Sidonie Smith and Julia Watson, in Reading Autobiographically: A Guide for Interpreting Life Narratives, tell us that certain kinds of narratives inscribe certain kinds of subjects. And these narratives, these dominant discourses, reflect the cultures in which they are written. Certain cultures, social classes, nations, religions, ethnic communities, and so on, privilege certain kinds of identities, certain ideological identity formations, and these are reified by, and reify, the biographies and autobiographies written within those, or to represent those, collectivities. Thus, no narrative or discourse is transparent, natural and uncontestable, as much as any discourse may appear so.

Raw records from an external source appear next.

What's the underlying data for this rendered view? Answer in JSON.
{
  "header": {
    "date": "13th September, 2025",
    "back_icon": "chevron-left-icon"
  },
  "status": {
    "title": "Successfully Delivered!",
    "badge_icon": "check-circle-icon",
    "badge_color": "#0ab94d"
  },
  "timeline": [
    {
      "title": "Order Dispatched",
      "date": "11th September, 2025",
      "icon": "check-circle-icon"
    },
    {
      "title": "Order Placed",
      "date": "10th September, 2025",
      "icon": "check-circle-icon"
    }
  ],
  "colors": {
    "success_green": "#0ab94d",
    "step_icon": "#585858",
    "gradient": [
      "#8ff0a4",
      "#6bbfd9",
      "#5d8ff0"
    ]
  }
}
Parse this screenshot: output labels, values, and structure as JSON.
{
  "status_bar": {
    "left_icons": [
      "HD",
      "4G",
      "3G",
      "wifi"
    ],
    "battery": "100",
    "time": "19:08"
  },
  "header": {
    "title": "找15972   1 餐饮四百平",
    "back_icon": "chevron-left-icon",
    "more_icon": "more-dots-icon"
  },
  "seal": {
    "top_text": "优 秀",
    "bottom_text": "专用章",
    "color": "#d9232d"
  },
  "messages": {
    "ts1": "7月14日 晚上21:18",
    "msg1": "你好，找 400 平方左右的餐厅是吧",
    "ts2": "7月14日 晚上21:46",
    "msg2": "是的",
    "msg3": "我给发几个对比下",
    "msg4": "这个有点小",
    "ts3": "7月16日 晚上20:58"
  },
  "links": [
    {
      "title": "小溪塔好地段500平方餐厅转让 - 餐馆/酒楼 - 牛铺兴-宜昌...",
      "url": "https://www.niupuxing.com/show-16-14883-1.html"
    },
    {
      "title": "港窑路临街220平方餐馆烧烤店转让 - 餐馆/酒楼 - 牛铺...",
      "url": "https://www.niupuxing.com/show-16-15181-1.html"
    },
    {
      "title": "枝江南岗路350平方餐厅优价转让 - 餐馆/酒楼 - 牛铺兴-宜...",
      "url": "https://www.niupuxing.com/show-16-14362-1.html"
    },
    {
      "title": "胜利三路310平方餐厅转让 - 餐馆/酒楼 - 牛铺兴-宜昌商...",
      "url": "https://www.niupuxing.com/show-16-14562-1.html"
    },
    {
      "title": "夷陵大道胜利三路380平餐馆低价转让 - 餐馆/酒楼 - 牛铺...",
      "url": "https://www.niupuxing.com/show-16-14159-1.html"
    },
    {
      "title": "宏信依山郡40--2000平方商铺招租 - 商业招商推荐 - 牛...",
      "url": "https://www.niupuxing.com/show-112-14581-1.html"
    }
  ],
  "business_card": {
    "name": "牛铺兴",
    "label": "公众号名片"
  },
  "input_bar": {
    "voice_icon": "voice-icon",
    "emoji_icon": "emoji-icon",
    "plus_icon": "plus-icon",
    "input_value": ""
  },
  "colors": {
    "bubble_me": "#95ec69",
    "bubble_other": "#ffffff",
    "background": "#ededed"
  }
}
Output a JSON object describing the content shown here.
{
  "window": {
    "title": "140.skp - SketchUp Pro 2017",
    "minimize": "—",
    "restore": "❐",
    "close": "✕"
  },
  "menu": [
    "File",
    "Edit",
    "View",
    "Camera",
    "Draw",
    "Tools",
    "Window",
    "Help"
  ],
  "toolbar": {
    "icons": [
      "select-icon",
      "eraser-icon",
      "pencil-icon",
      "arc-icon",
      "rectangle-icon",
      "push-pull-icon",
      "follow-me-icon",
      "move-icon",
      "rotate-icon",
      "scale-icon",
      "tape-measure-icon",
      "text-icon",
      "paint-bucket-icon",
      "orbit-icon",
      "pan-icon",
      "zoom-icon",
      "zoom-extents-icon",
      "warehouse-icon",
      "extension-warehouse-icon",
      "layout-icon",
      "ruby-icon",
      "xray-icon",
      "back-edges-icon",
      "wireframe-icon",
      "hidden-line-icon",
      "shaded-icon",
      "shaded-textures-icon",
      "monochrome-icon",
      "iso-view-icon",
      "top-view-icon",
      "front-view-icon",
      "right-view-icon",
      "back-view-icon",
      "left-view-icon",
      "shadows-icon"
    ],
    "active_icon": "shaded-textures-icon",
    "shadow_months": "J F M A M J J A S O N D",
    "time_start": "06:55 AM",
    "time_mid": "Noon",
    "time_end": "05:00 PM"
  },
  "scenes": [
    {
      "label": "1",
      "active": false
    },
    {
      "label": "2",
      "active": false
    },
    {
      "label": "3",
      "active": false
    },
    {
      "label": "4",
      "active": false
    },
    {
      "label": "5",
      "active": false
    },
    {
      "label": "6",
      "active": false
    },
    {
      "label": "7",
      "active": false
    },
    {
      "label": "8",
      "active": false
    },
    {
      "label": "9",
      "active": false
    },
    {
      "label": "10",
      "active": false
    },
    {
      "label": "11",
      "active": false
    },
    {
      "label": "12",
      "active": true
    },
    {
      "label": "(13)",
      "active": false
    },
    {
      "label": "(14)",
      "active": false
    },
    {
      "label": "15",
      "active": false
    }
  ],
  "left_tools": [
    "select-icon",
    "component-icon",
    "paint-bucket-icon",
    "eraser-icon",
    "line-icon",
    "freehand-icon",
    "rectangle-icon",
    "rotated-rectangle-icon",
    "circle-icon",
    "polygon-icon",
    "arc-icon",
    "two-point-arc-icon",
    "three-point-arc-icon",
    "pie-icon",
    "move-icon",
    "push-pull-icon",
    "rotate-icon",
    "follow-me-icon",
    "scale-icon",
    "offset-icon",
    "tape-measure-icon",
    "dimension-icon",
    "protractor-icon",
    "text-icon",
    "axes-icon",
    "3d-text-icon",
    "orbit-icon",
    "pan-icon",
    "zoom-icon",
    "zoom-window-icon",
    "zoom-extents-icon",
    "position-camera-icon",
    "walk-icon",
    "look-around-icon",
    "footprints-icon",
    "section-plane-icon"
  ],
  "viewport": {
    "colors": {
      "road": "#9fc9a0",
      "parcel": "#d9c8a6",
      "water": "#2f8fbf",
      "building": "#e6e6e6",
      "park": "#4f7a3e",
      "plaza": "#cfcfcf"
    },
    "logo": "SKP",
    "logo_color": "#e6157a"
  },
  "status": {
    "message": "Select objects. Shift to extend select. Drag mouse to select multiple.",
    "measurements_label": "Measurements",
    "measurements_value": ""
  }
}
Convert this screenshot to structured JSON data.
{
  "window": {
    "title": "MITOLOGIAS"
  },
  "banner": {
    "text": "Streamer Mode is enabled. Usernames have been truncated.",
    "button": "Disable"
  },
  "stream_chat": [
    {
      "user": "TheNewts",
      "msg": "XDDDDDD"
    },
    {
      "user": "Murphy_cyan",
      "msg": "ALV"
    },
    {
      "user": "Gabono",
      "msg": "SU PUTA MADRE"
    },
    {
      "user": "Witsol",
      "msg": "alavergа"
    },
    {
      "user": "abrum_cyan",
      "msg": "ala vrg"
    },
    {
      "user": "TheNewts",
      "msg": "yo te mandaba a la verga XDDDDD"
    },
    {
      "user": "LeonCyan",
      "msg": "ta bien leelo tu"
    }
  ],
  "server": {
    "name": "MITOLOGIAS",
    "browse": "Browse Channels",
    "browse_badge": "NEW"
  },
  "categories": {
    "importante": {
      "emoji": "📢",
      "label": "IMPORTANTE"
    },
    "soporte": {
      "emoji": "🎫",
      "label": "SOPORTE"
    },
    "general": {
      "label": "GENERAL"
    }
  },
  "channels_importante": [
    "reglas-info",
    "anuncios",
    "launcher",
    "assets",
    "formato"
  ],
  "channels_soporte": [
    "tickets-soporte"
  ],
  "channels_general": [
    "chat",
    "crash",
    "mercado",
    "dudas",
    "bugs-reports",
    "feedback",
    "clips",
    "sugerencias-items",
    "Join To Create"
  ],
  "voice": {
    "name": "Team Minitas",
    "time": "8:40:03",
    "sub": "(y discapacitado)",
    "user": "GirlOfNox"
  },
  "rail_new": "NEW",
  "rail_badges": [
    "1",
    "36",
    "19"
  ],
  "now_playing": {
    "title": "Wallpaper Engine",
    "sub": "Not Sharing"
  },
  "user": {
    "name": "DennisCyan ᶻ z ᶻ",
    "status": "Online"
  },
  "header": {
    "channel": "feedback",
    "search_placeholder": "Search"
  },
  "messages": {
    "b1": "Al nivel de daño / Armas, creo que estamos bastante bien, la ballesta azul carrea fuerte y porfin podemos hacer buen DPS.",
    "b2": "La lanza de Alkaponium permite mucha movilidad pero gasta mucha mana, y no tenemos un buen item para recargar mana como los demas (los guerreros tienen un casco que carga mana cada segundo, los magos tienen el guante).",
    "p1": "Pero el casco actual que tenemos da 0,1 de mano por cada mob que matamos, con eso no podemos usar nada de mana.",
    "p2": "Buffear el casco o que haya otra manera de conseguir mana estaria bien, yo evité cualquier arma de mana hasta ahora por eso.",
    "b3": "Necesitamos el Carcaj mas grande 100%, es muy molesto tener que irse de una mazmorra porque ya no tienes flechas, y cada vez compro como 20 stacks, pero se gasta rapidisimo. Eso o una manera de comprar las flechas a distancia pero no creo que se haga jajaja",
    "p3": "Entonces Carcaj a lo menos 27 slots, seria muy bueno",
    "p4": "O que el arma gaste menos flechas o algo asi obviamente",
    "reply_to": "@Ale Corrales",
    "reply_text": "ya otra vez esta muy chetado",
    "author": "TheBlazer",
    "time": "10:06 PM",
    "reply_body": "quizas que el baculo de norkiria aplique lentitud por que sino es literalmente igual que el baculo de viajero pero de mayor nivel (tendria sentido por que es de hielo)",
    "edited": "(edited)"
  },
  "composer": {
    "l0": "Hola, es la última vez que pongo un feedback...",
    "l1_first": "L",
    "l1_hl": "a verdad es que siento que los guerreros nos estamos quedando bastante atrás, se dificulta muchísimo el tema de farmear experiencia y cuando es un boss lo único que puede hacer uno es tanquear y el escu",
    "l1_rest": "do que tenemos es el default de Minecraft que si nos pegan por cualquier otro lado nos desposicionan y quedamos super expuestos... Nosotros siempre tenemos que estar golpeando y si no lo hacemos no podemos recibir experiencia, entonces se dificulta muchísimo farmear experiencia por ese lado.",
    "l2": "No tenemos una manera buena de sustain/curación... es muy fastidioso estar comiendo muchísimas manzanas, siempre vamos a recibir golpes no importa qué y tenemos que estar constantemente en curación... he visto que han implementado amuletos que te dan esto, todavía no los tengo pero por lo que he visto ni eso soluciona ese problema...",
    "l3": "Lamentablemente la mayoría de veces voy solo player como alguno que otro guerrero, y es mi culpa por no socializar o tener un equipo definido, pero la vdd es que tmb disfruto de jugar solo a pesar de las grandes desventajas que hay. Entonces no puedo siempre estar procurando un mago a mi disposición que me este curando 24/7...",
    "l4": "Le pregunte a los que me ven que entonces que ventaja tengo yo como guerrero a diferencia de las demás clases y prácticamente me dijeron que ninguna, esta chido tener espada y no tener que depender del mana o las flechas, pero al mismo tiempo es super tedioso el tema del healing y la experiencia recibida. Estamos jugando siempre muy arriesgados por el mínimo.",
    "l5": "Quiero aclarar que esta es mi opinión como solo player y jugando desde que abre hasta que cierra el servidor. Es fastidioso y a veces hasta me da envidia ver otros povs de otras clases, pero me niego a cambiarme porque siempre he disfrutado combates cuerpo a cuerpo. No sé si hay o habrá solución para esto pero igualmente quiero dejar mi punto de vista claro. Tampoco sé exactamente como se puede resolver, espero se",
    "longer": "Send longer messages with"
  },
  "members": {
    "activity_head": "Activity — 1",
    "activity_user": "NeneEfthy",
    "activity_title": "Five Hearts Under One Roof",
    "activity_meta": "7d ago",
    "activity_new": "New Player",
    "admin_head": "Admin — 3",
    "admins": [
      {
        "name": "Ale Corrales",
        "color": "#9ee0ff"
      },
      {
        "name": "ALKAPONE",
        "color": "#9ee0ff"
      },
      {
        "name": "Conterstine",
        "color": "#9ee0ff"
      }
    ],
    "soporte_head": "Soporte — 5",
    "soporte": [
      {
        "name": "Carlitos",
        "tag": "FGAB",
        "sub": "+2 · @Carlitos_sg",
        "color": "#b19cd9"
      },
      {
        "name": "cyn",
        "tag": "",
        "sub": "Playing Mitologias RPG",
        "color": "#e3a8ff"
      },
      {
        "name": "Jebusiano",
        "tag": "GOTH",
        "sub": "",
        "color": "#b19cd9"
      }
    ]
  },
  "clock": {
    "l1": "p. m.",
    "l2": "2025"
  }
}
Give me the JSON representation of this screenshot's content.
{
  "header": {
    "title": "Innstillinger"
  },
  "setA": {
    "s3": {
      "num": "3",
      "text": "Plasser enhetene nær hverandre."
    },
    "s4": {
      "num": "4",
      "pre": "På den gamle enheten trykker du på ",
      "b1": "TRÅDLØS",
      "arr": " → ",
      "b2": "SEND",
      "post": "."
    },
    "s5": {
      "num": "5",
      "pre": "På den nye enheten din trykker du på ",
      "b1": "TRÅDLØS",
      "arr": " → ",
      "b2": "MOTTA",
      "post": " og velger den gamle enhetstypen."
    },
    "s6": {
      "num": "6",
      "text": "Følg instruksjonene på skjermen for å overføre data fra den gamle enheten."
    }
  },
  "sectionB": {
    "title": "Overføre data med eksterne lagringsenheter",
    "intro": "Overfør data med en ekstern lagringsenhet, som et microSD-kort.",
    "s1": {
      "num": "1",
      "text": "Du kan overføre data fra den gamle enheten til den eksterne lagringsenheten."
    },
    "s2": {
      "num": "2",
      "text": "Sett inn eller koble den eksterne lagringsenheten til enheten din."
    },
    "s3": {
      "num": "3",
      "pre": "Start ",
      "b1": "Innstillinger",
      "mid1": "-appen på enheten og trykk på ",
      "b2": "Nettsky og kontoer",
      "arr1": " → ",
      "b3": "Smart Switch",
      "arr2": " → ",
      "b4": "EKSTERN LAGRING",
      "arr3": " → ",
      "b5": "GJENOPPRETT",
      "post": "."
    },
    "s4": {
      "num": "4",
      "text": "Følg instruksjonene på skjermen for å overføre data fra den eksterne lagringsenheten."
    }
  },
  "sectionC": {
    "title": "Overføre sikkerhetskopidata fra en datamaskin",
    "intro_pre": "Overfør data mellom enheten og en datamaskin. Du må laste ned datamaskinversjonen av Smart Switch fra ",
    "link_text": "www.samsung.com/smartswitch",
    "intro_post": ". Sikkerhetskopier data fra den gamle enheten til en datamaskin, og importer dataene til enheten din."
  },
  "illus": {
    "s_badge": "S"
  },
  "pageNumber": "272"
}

My dissertation challenges dominant discourses; it implicitly and necessarily contests and disrupts the discourses and practices surrounding the traditional academic dissertation even as it explicitly contests and disrupts autobiographical narrative. As just one way that the dissertation attempts to disrupt traditional narrative form, it is written as a collection of archived documents that can be read in any order. Indeed, readers are encouraged, within the text, to jump around in time and place. To number the chapters of this dissertation and then to add a Table of Contents giving further authority to those numbers would fix, indeed prescribe, in the mind of the reader the order in which the dissertation is to be read. It would suggest to the reader that there is only one way to read the dissertation, when in fact that intention of the author is the opposite.

Further, this dissertation argues, through a post-structural lens, that to fix autobiographical or biographical narrative in any way is to render it fictional. While I have made necessary, common-sense concessions such as numbering the pages of the document consecutively for the purposes of publishing it in print form, further concessions would just erode the integrity of a narrative that is constantly attempting to unfix, to disrupt, to contest the practices that are always and already constructing it. To number the chapters and to list those numbers in a Table of Contents would suggest that this autobiographical dissertation presents a complete, fixed life, that nothing exists between the chronological numbers of each chapter–and yet nothing could be further from a representation of any life; such an action would give readers a false sense of the coherence and dominance of narrative, indeed of any discourse, even as my dissertation is arguing against this very idea.

To force such a dissertation to be burdened with a Table of Contents and numbered chapters, two narrative structures that will unnecessarily undermine the integrity of the subject matter and design of the dissertation, is to deny the very liberatory arguments the dissertation is making.

To argue that I must include a Table of Contents in order to conform to the conventions of a particular style manual is to argue that the style manual is transparent, natural, and uncontestable. Surely this is not so. In fact, I would argue that any style manual is discursive, ideological and political, and serves an agenda that in fact attempts to sabotage the very ideas my dissertation explores.

The conventions of the style manual from which I am requesting to be released construct me, as a writer, my readers, and my dissertation in ways that I do not intend—indeed in ways that I am specifically contesting, and it would be ironic if the university itself from which I am graduating demands that my dissertation meet two stylistic conventions that not only do not add to the content or intellectual rigor of the dissertation, but in fact subtract from it.

To simply submit to the Office of Doctoral Studies’ request that I include a Table of Contents and number my chapters, without petitioning this committee, would be to abandon all that my dissertation argues for at the first sign of conflict.

Thank you for taking the time to read this petition. I hope you will consider my requests.